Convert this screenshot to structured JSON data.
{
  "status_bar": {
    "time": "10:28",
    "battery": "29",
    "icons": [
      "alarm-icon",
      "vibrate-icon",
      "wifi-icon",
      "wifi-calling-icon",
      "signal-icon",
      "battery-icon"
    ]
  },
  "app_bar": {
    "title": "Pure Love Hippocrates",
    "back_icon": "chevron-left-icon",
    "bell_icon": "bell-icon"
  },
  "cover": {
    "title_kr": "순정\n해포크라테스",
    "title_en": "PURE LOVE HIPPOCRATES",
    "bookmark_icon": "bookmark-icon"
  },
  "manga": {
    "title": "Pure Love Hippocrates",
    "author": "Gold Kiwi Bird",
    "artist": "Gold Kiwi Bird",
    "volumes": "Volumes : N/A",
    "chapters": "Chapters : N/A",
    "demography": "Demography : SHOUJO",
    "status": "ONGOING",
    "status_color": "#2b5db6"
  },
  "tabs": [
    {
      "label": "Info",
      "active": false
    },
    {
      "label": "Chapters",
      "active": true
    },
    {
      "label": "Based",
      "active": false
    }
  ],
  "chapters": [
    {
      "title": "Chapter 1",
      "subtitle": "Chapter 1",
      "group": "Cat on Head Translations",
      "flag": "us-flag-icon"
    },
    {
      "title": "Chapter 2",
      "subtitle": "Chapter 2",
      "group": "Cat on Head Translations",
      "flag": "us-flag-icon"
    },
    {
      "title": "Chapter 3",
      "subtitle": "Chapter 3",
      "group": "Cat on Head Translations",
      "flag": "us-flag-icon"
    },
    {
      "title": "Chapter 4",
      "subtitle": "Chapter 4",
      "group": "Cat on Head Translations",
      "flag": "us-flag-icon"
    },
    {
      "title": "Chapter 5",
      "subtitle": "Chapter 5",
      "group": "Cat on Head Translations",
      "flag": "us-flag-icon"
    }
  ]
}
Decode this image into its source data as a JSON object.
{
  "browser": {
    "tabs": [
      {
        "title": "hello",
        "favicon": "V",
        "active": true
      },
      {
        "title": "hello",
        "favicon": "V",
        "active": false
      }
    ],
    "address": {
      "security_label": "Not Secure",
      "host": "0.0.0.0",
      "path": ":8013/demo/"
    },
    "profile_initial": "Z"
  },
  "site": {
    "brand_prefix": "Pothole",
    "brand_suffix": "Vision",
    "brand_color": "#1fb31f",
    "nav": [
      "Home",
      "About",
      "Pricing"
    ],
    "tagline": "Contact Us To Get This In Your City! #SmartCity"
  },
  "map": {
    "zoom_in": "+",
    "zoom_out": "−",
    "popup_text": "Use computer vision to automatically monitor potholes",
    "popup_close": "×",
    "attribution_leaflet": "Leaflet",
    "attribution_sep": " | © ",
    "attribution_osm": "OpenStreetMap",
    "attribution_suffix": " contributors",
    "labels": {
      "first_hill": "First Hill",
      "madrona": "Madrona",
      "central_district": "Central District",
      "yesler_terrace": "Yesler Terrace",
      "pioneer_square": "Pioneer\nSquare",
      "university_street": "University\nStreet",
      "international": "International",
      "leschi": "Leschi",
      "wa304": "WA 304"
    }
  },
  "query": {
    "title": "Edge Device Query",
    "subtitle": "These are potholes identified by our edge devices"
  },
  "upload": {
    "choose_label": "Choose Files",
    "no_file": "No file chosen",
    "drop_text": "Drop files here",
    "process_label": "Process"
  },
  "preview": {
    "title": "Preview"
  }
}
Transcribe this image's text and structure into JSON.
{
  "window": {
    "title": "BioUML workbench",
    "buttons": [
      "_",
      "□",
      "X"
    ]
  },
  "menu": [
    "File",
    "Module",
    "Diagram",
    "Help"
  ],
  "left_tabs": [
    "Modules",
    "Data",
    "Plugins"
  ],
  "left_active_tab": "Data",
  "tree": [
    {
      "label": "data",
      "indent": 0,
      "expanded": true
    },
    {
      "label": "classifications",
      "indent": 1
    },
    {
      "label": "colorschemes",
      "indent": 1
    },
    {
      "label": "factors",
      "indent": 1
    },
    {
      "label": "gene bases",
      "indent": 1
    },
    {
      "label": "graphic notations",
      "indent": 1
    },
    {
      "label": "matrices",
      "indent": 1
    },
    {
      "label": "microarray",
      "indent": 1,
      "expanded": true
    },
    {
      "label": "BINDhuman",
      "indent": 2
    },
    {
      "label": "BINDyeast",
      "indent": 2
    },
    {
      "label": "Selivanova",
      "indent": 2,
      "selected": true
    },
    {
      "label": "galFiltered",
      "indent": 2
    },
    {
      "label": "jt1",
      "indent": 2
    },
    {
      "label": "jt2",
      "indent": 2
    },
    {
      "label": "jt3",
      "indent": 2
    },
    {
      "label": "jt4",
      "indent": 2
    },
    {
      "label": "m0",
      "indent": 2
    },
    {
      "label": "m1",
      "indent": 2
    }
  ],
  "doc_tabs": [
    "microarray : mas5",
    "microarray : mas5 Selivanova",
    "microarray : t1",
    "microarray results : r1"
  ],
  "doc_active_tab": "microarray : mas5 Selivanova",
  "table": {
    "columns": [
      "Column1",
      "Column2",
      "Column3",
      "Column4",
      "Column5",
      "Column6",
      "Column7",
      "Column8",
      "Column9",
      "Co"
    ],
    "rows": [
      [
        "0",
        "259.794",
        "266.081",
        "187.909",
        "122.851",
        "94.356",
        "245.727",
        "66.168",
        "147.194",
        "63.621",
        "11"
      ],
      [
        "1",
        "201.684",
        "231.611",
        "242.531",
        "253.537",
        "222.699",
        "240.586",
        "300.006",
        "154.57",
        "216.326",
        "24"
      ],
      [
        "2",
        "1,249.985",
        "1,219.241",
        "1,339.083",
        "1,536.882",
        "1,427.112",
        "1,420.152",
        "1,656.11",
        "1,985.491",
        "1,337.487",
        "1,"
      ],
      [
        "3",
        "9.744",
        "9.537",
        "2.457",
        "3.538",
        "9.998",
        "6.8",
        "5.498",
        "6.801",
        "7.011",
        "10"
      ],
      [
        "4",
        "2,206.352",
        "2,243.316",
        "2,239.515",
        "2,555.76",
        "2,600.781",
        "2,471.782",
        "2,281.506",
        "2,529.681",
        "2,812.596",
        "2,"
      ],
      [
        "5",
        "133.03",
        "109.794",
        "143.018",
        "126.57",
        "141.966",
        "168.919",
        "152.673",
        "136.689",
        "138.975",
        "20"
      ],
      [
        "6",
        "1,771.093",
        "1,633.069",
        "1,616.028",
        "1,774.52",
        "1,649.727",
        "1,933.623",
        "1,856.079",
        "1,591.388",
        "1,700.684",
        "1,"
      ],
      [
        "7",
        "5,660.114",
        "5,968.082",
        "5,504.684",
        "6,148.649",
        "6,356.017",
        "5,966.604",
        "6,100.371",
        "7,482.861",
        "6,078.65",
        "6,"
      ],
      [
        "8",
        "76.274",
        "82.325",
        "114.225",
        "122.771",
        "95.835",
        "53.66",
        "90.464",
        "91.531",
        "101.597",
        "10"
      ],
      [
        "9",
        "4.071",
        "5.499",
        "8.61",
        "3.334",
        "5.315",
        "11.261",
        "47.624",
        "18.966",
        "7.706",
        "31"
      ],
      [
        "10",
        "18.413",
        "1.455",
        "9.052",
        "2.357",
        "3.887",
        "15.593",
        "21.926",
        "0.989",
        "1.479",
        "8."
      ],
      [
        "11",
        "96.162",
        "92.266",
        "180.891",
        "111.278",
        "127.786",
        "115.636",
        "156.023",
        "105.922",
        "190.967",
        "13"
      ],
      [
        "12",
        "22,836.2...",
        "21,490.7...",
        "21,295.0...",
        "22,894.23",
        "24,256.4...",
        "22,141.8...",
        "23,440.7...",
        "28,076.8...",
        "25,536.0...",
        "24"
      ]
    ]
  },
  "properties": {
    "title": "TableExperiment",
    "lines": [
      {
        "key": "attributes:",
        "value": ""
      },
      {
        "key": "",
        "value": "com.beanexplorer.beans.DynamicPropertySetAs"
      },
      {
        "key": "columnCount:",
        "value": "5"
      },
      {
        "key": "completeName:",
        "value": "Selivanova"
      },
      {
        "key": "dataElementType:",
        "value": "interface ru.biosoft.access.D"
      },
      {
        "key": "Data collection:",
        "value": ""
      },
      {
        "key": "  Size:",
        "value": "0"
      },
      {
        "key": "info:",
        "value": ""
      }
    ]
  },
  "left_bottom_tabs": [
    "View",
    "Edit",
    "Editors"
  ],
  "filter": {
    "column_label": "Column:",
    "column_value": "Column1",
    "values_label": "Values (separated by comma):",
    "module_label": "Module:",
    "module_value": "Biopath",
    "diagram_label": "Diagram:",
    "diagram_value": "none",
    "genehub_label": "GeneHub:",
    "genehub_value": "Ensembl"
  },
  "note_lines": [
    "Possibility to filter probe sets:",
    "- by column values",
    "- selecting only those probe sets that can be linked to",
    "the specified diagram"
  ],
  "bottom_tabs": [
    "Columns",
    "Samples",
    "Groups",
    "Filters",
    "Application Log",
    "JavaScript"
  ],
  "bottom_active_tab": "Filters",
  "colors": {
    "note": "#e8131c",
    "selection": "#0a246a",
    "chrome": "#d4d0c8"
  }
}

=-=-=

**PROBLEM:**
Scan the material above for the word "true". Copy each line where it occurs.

**REPLY:**
      "active": true
        "active": true
      "expanded": true
      "expanded": true
      "selected": true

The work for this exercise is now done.